Several blockchain players in the NFT space are trying to work in this direction. For example, Wakatta markets itself as a “blockchain designed to serve the needs of the entertainment industry.” To accomplish such an ambitious goal, it has developed a series of new NFT types — upgradable, time-limited and text-based. From a technological standpoint, this network is being developed on top of Substrate, the same technology framework used by Polkadot. As Alex Blagirev, Wakatta’s project lead, said: “Digital technologies are making it easier for everyone to become a creator of some sort. The creator economy is a reality, especially in the entertainment industry, and we need solutions that adapt and enhance it.” He added:
“Nonfungible tokens and artists are a match made in heaven because of the infinite stream of possibilities it creates.”
The same idea can work for other industries: Startup Ether Cards help to build customized NFTs and create dynamic cards that activate discounts, enable access, unlock features, connect to physical items, grant upgrades and trigger changes based on real-world events. They partnered with basketball player LaMelo Ball to create a Dynamic NFT for him.
A good example for the game industry is Phantasma — a blockchain focusing on gaming applications — which is also putting out a similar NFT feature for game developers to control the time availability of their in-game assets.

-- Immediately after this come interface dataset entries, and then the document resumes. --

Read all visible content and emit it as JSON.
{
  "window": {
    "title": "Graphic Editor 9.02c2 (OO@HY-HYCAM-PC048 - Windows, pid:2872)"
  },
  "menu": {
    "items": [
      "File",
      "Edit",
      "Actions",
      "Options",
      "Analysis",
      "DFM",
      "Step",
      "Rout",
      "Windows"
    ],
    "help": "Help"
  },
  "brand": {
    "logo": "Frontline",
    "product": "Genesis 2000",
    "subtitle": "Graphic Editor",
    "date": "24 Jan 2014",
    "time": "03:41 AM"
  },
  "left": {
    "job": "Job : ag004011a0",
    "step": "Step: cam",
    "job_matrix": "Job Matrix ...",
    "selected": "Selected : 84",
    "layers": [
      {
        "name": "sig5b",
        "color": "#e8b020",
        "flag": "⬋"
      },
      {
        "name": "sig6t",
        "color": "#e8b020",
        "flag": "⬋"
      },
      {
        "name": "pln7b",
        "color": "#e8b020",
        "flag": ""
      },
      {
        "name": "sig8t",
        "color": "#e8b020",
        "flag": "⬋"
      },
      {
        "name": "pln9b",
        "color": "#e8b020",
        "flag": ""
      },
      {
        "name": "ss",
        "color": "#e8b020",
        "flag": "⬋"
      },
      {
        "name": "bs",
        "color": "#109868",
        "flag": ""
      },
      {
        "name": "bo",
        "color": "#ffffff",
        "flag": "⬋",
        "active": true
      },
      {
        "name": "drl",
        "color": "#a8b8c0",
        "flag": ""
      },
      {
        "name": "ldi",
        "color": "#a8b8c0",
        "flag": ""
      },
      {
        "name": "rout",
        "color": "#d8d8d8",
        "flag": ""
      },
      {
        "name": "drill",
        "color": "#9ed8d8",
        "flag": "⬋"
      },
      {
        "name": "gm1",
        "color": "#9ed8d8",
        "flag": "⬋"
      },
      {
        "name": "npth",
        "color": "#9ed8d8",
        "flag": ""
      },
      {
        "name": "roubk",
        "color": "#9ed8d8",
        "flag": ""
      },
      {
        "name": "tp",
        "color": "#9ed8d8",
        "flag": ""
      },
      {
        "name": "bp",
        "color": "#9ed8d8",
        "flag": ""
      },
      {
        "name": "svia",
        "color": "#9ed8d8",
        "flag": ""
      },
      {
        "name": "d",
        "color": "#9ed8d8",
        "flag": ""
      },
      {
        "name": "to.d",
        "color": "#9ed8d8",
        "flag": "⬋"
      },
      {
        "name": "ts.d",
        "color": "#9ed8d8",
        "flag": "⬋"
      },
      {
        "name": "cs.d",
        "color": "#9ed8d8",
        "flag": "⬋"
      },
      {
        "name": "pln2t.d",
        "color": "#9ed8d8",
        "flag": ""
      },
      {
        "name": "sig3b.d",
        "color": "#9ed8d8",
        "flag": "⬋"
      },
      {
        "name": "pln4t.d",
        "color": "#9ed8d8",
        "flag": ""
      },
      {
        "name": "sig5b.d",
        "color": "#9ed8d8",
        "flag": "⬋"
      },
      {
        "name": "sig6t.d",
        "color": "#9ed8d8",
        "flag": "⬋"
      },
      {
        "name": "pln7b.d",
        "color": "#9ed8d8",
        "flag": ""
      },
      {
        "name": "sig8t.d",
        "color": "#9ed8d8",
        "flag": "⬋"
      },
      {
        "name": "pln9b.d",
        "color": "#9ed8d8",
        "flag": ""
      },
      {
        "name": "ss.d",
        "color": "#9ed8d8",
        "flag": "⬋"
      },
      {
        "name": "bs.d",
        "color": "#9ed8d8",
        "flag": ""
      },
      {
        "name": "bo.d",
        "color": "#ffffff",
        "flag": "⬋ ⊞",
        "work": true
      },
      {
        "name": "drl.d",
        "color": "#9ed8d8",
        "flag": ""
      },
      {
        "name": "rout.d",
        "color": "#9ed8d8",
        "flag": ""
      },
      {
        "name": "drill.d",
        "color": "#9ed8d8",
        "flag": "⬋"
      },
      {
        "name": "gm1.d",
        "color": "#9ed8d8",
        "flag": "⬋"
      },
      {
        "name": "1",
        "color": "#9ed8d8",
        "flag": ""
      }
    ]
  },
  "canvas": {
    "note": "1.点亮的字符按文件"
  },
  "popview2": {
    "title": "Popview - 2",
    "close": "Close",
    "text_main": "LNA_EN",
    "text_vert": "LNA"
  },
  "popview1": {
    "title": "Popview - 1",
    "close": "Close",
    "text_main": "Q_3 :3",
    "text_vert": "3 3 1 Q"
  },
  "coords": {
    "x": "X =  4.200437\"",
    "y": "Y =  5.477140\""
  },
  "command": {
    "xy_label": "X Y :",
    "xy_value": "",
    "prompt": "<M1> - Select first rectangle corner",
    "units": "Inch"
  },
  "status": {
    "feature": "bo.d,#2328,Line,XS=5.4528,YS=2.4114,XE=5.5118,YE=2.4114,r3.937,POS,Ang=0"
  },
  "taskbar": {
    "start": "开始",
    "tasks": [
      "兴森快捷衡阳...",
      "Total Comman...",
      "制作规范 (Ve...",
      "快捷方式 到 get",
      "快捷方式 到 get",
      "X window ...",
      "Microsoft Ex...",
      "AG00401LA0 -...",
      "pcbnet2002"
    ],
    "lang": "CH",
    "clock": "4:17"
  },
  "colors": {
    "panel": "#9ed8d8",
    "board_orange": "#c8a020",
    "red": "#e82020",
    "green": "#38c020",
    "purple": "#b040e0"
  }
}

Related: Nonfungible tokens from a legal perspective
NFTs and the music industry
Musicians have also jumped on the NFT bandwagon in the past year, with artists like Eminem, Steve Aoki, and Grimes selling a combined $10+ million in NFT copies of their songs. The latter managed to sell a one-of-a-kind video clip titled, “Death of the Old,” for a whopping $389,000.
The music industry is facing increasing pressure from artists all over the world speaking out against perceived unfair compensations from streaming players such as Spotify and Apple Music. In April, superstars Paul McCartney, Kate Bush, and Noel Gallagher submitted a joint letter to United Kingdom Prime Minister Boris Johnson urging the discussion of streaming revenue reforms. As the complaints pile up, nonfungible tokens are rapidly becoming a suitable alternative for artists to distribute exclusive content straight to their fans, without the middleman. Moreover, upgradable NFT artists could also ease the creation of remixes, skipping the intricate and expensive legal processes typically associated with collabs.
Related: NFTs are a game-changer for independent artists and musicians
Time-limited NFTs could also be particularly useful in this industry. In virtual setups, concert or musical festival tickets could be turned into NFTs, granting access to specific time slots, for example. As with any other smart contract, enterprises or artists can configure them to be reusable or gamify their usage as they see fit. And once expired, the tokens can still hold value and appreciate as collectibles and be legitimately remarketed as memorabilia.
Related: Play-and-earn is the secret to mainstream NFT gaming adoption
No one can say exactly what the future will look like. But one thing is sure: NFTs are much more than cat-themed JPGs. Their use cases are rapidly spreading to new domains, reaching areas so far unexplored by blockchain technology like artist collaborations, music royalties and even events.
The views, thoughts and opinions expressed here are the author’s alone and do not necessarily reflect or represent the views and opinions of Cointelegraph.
Alexandra Luzan is a Ph.D. student researching the connection between new technologies and art at Ca’ Foscari University in Venice. For about a decade, Alexandra has been organizing tech conferences and other events in Europe dedicated to blockchain technology and artificial intelligence. She is equally interested in the relationship between blockchain tech and art.